The following is part of a series of articles which appeared in the Belfast Telegraph in 1953 under the pen name 'Fina'.
There is a story locked up in every home
FOR this, the last of this series of articles, I have chosen to write not of one house, but of all those houses that together make up the charming Georgian village of Moira.
Moira is a roadside village, the houses being built on either side of the highway, and its charm and interest are evident to the traveller from the moment that he sees the fine trees growing in the centre of the wide street.
The houses are mostly of rubble masonry, some thatched, some colour-washed a pleasing rose-pink, some with wide arched doorways and graceful fanlights.

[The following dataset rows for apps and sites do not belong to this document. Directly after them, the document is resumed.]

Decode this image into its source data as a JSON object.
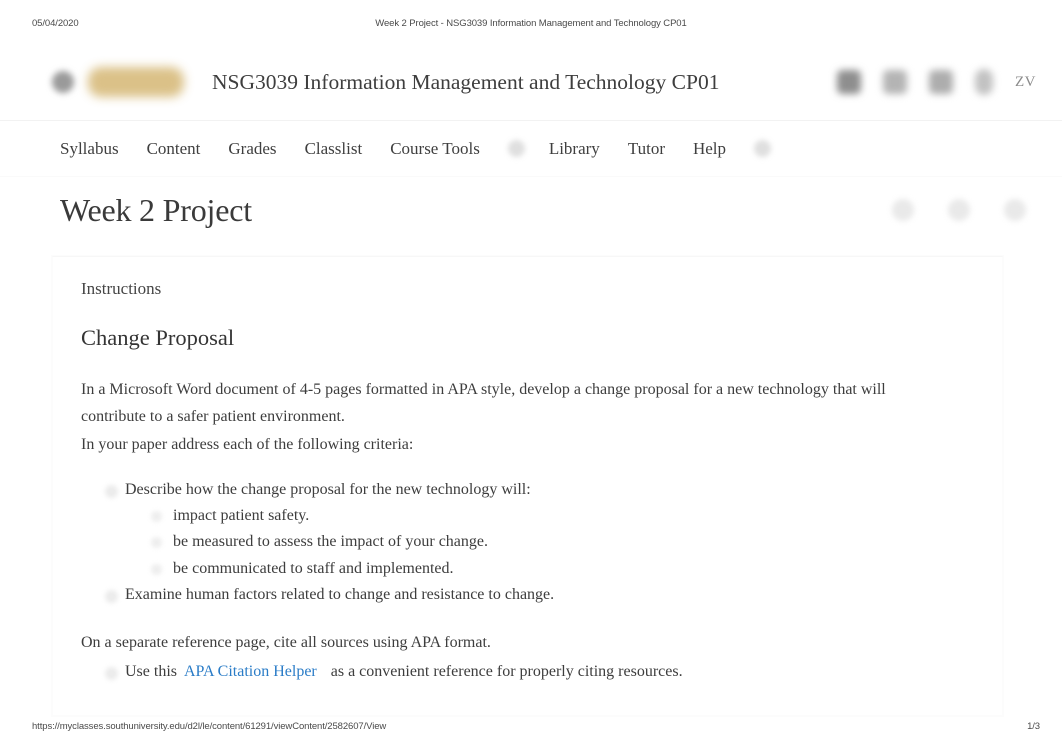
{
  "print": {
    "date": "05/04/2020",
    "document_title": "Week 2 Project - NSG3039 Information Management and Technology CP01",
    "url": "https://myclasses.southuniversity.edu/d2l/le/content/61291/viewContent/2582607/View",
    "page_indicator": "1/3"
  },
  "header": {
    "course_title": "NSG3039 Information Management and Technology CP01",
    "user_initials": "ZV",
    "menu_icon": "hamburger-menu-icon",
    "logo_color": "#d8bc7e",
    "icons": [
      "home-icon",
      "message-icon",
      "notifications-icon",
      "subscriptions-icon"
    ]
  },
  "coursenav": {
    "items": [
      {
        "label": "Syllabus",
        "has_caret": false
      },
      {
        "label": "Content",
        "has_caret": false
      },
      {
        "label": "Grades",
        "has_caret": false
      },
      {
        "label": "Classlist",
        "has_caret": false
      },
      {
        "label": "Course Tools",
        "has_caret": true
      },
      {
        "label": "Library",
        "has_caret": false
      },
      {
        "label": "Tutor",
        "has_caret": false
      },
      {
        "label": "Help",
        "has_caret": true
      }
    ]
  },
  "page": {
    "title": "Week 2 Project",
    "actions": [
      "print-icon",
      "settings-icon",
      "more-options-icon"
    ]
  },
  "content": {
    "instructions_label": "Instructions",
    "heading": "Change Proposal",
    "paragraph_1": "In a Microsoft Word document of 4-5 pages formatted in APA style, develop a change proposal for a new technology that will contribute to a safer patient environment.",
    "paragraph_2": "In your paper address each of the following criteria:",
    "bullet_1": "Describe how the change proposal for the new technology will:",
    "sub_bullets": [
      "impact patient safety.",
      "be measured to assess the impact of your change.",
      "be communicated to staff and implemented."
    ],
    "bullet_2": "Examine human factors related to change and resistance to change.",
    "paragraph_3": "On a separate reference page, cite all sources using APA format.",
    "final_bullet_prefix": "Use this",
    "final_bullet_link": "APA Citation Helper",
    "final_bullet_suffix": "as a convenient reference for properly citing resources.",
    "link_color": "#2a7cc7"
  }
}
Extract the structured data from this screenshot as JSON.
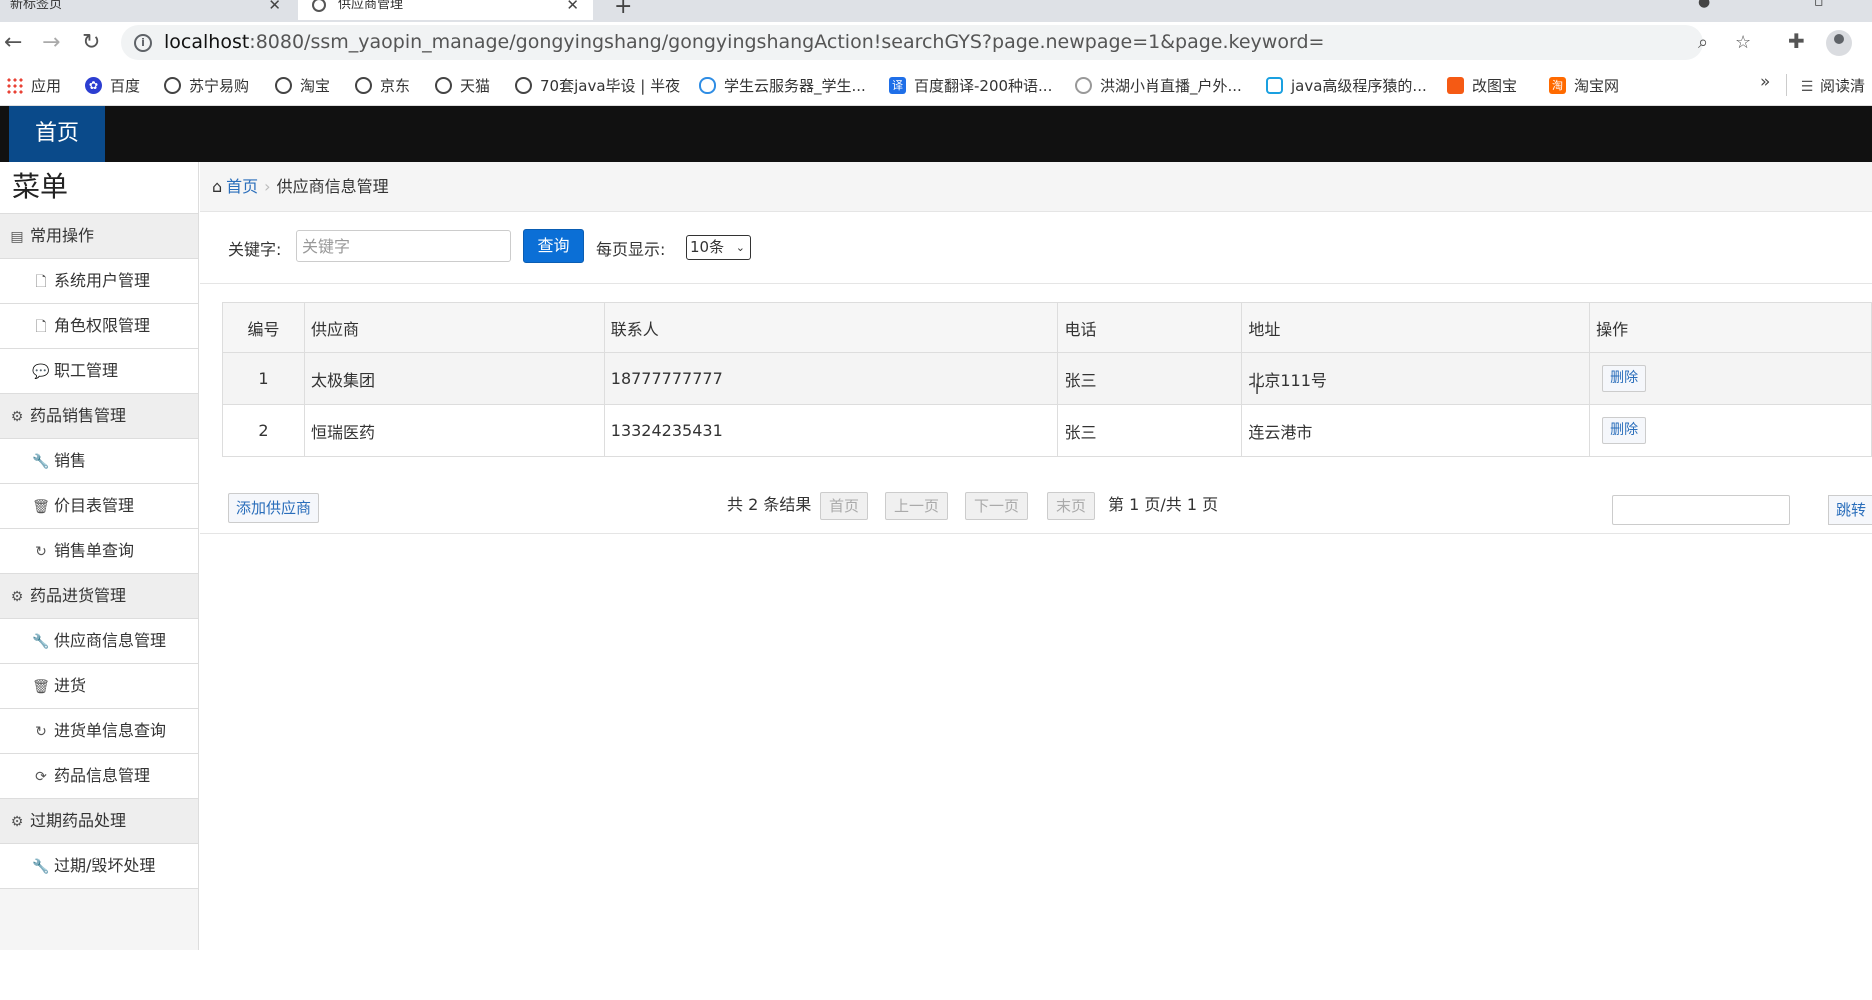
{
  "browser": {
    "tabs": [
      {
        "title": "新标签页"
      },
      {
        "title": "供应商管理"
      }
    ],
    "url_host": "localhost",
    "url_rest": ":8080/ssm_yaopin_manage/gongyingshang/gongyingshangAction!searchGYS?page.newpage=1&page.keyword=",
    "bookmarks": [
      {
        "label": "应用",
        "icon": "apps-icon"
      },
      {
        "label": "百度",
        "icon": "baidu-paw-icon"
      },
      {
        "label": "苏宁易购",
        "icon": "globe-icon"
      },
      {
        "label": "淘宝",
        "icon": "globe-icon"
      },
      {
        "label": "京东",
        "icon": "globe-icon"
      },
      {
        "label": "天猫",
        "icon": "globe-icon"
      },
      {
        "label": "70套java毕设 | 半夜",
        "icon": "globe-icon"
      },
      {
        "label": "学生云服务器_学生...",
        "icon": "cloud-icon"
      },
      {
        "label": "百度翻译-200种语...",
        "icon": "translate-icon"
      },
      {
        "label": "洪湖小肖直播_户外...",
        "icon": "bird-icon"
      },
      {
        "label": "java高级程序猿的...",
        "icon": "bilibili-tv-icon"
      },
      {
        "label": "改图宝",
        "icon": "gaitubao-icon"
      },
      {
        "label": "淘宝网",
        "icon": "taobao-icon"
      }
    ],
    "bookmark_more": "»",
    "reading_list": "阅读清"
  },
  "app": {
    "top_tab": "首页",
    "menu_title": "菜单",
    "sidebar": [
      {
        "type": "group",
        "label": "常用操作",
        "icon": "list-icon"
      },
      {
        "type": "item",
        "label": "系统用户管理",
        "icon": "file-icon"
      },
      {
        "type": "item",
        "label": "角色权限管理",
        "icon": "file-icon"
      },
      {
        "type": "item",
        "label": "职工管理",
        "icon": "comment-icon"
      },
      {
        "type": "group",
        "label": "药品销售管理",
        "icon": "gear-icon"
      },
      {
        "type": "item",
        "label": "销售",
        "icon": "wrench-icon"
      },
      {
        "type": "item",
        "label": "价目表管理",
        "icon": "trash-icon"
      },
      {
        "type": "item",
        "label": "销售单查询",
        "icon": "refresh-icon"
      },
      {
        "type": "group",
        "label": "药品进货管理",
        "icon": "gear-icon"
      },
      {
        "type": "item",
        "label": "供应商信息管理",
        "icon": "wrench-icon"
      },
      {
        "type": "item",
        "label": "进货",
        "icon": "trash-icon"
      },
      {
        "type": "item",
        "label": "进货单信息查询",
        "icon": "refresh-icon"
      },
      {
        "type": "item",
        "label": "药品信息管理",
        "icon": "sync-icon"
      },
      {
        "type": "group",
        "label": "过期药品处理",
        "icon": "gear-icon"
      },
      {
        "type": "item",
        "label": "过期/毁坏处理",
        "icon": "wrench-icon"
      }
    ],
    "breadcrumb": {
      "home": "首页",
      "current": "供应商信息管理"
    },
    "search": {
      "keyword_label": "关键字:",
      "keyword_placeholder": "关键字",
      "keyword_value": "",
      "query_button": "查询",
      "per_page_label": "每页显示:",
      "per_page_value": "10条"
    },
    "table": {
      "headers": [
        "编号",
        "供应商",
        "联系人",
        "电话",
        "地址",
        "操作"
      ],
      "rows": [
        {
          "id": "1",
          "supplier": "太极集团",
          "contact": "18777777777",
          "phone": "张三",
          "address": "北京111号",
          "action": "删除"
        },
        {
          "id": "2",
          "supplier": "恒瑞医药",
          "contact": "13324235431",
          "phone": "张三",
          "address": "连云港市",
          "action": "删除"
        }
      ]
    },
    "pager": {
      "add_button": "添加供应商",
      "total": "共 2 条结果",
      "first": "首页",
      "prev": "上一页",
      "next": "下一页",
      "last": "末页",
      "page_info": "第 1 页/共 1 页",
      "jump_value": "",
      "jump_button": "跳转"
    }
  }
}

It is a peaceful place, this typical Ulster village through which runs the main Lisburn-Lurgan road. Set in an open-flourishing landscape of green fields from whence come some of the means to feed the thriving towns of Britain. Moira has changed very little since Sir George Rawdon acquired an estate there at the end of the 17th century.
The road on which this village is built is excellent, for thereabouts is a tradition of good roads. Even in 1683 the roads for which Sir George was responsible, were described as “verv good, not only from the nature of the soil which generally affords gravel, but from Sir George Rawdon's care.”

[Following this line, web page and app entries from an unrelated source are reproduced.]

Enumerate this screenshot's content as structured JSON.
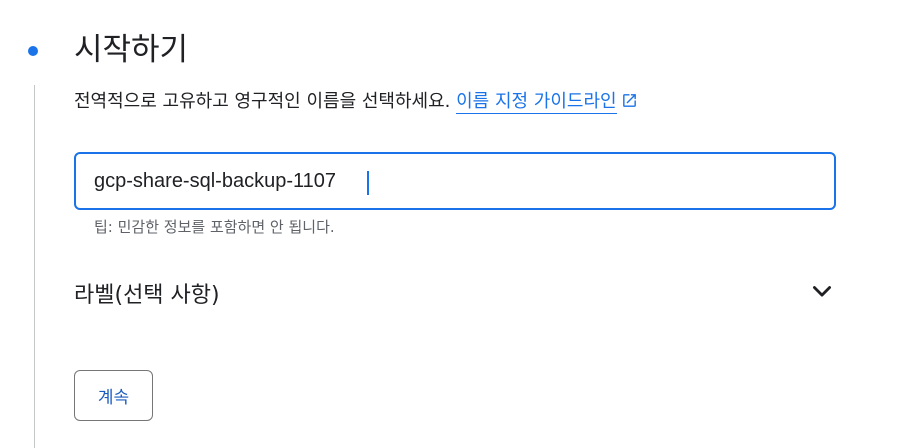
{
  "step": {
    "title": "시작하기",
    "description": "전역적으로 고유하고 영구적인 이름을 선택하세요.",
    "guide_link": "이름 지정 가이드라인"
  },
  "name_input": {
    "value": "gcp-share-sql-backup-1107",
    "hint": "팁: 민감한 정보를 포함하면 안 됩니다."
  },
  "labels_section": {
    "title": "라벨(선택 사항)"
  },
  "continue_button": {
    "label": "계속"
  },
  "colors": {
    "accent": "#1a73e8",
    "text": "#202124",
    "muted": "#5f6368"
  },
  "icons": [
    "step-dot-icon",
    "external-link-icon",
    "chevron-down-icon"
  ]
}
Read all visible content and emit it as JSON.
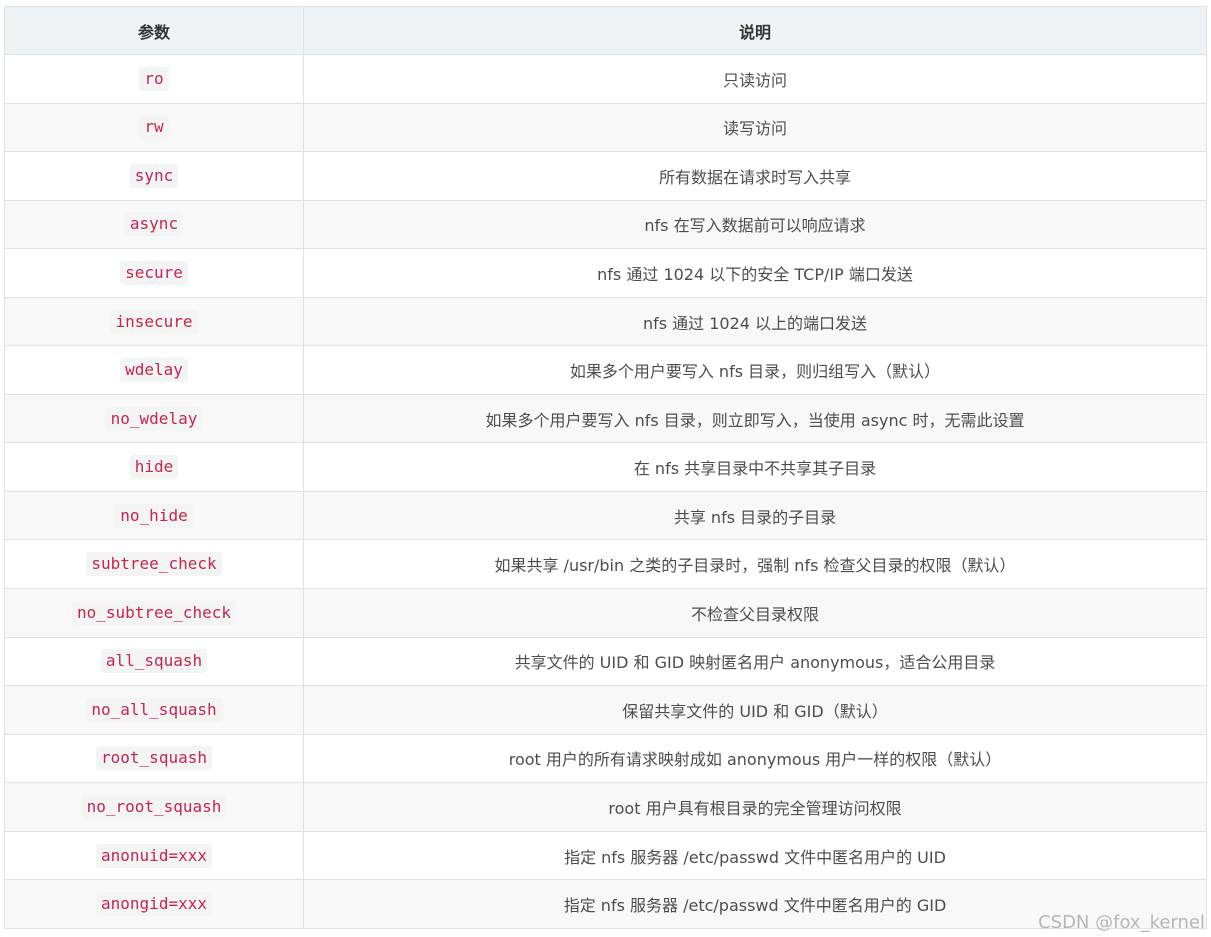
{
  "table": {
    "headers": [
      "参数",
      "说明"
    ],
    "rows": [
      {
        "param": "ro",
        "desc": "只读访问"
      },
      {
        "param": "rw",
        "desc": "读写访问"
      },
      {
        "param": "sync",
        "desc": "所有数据在请求时写入共享"
      },
      {
        "param": "async",
        "desc": "nfs 在写入数据前可以响应请求"
      },
      {
        "param": "secure",
        "desc": "nfs 通过 1024 以下的安全 TCP/IP 端口发送"
      },
      {
        "param": "insecure",
        "desc": "nfs 通过 1024 以上的端口发送"
      },
      {
        "param": "wdelay",
        "desc": "如果多个用户要写入 nfs 目录，则归组写入（默认）"
      },
      {
        "param": "no_wdelay",
        "desc": "如果多个用户要写入 nfs 目录，则立即写入，当使用 async 时，无需此设置"
      },
      {
        "param": "hide",
        "desc": "在 nfs 共享目录中不共享其子目录"
      },
      {
        "param": "no_hide",
        "desc": "共享 nfs 目录的子目录"
      },
      {
        "param": "subtree_check",
        "desc": "如果共享 /usr/bin 之类的子目录时，强制 nfs 检查父目录的权限（默认）"
      },
      {
        "param": "no_subtree_check",
        "desc": "不检查父目录权限"
      },
      {
        "param": "all_squash",
        "desc": "共享文件的 UID 和 GID 映射匿名用户 anonymous，适合公用目录"
      },
      {
        "param": "no_all_squash",
        "desc": "保留共享文件的 UID 和 GID（默认）"
      },
      {
        "param": "root_squash",
        "desc": "root 用户的所有请求映射成如 anonymous 用户一样的权限（默认）"
      },
      {
        "param": "no_root_squash",
        "desc": "root 用户具有根目录的完全管理访问权限"
      },
      {
        "param": "anonuid=xxx",
        "desc": "指定 nfs 服务器 /etc/passwd 文件中匿名用户的 UID"
      },
      {
        "param": "anongid=xxx",
        "desc": "指定 nfs 服务器 /etc/passwd 文件中匿名用户的 GID"
      }
    ]
  },
  "watermark": "CSDN @fox_kernel",
  "colors": {
    "code_text": "#c7254e",
    "code_bg": "#f3f4f4",
    "header_bg": "#eff3f5",
    "alt_row_bg": "#f8f8f8",
    "border": "#dfe2e5"
  }
}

Indeed, so excellent a road-maker was this gentleman that he has been described as “the best highwayman in the kingdom.”
Each of the homes of Moira has a story, as yet unwritten, known only to those who live therein.
Every old house has a story if we care to search for it. I have found, during the months in which I have been writing about these homes of Ulster, that this search is well worth making. It may lead in some tale of high romance, to some old deed of courage, or to some story of fortunes founded from small beginnings.

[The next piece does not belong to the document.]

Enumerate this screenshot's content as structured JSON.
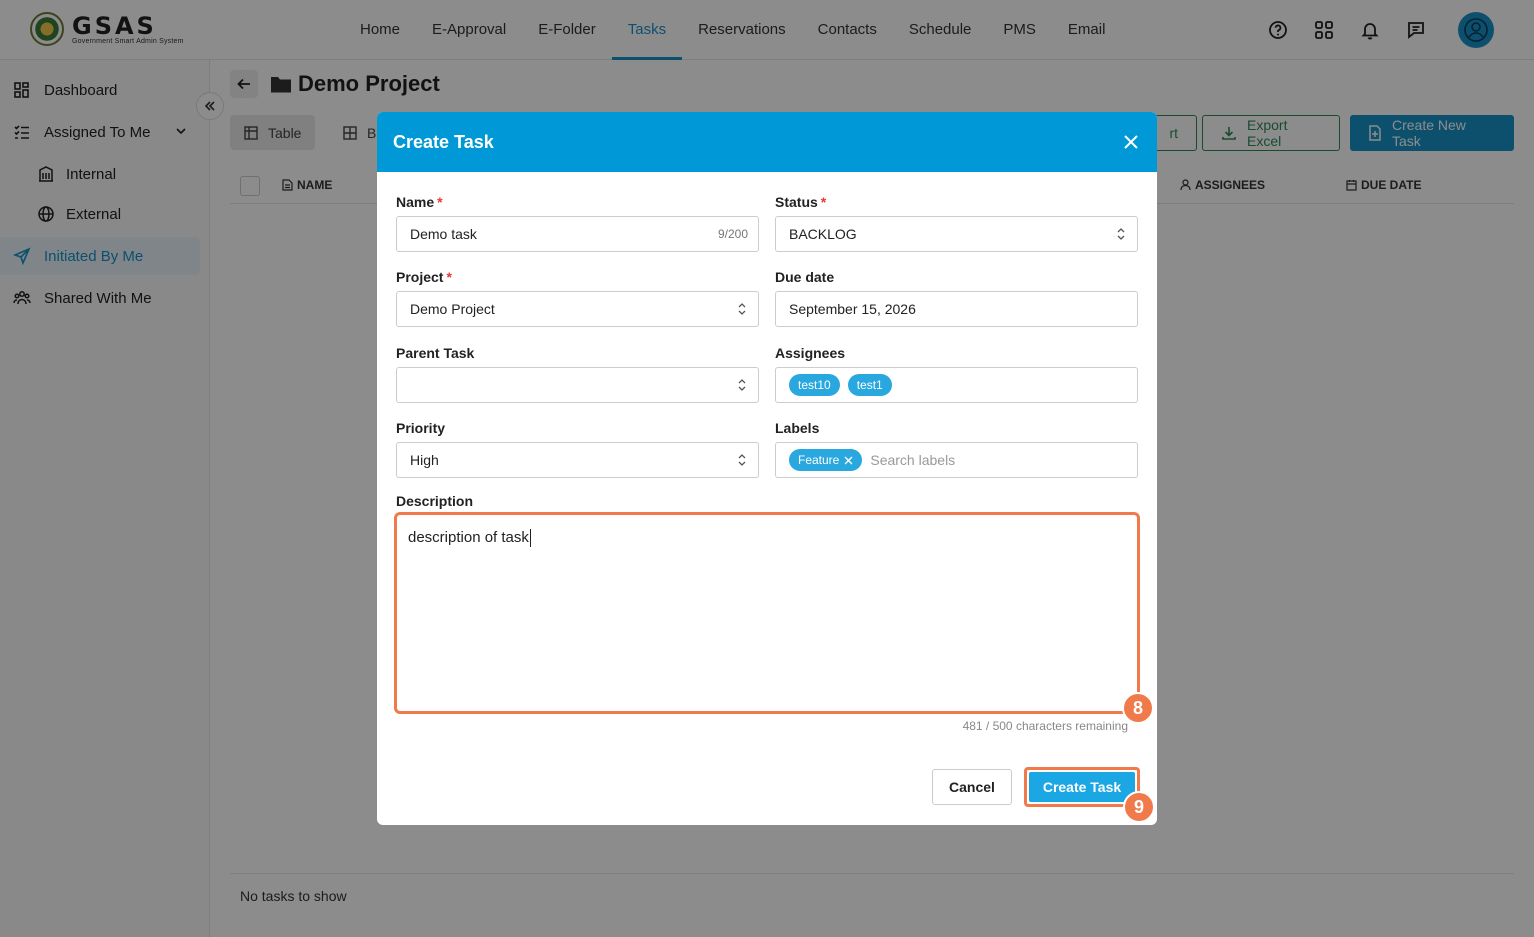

There remain many old Ulster homes whose stories have not been written – great houses, Georgian farms, ancient castles and secluded country houses handed to succeeding generations of the same family.
Of those that I have seen and admired I remember best the serenity of Florencecourt, the green peace of the Southwell almshouses, the glowing rose of Waring House, and the distant grace of Mount Panther, but, above all, I recall with gratitude the kindness of those who own the storied homes of Ulster, and without whose help these tales could not have been written.
Belfast Telegraph, 30 December 1953.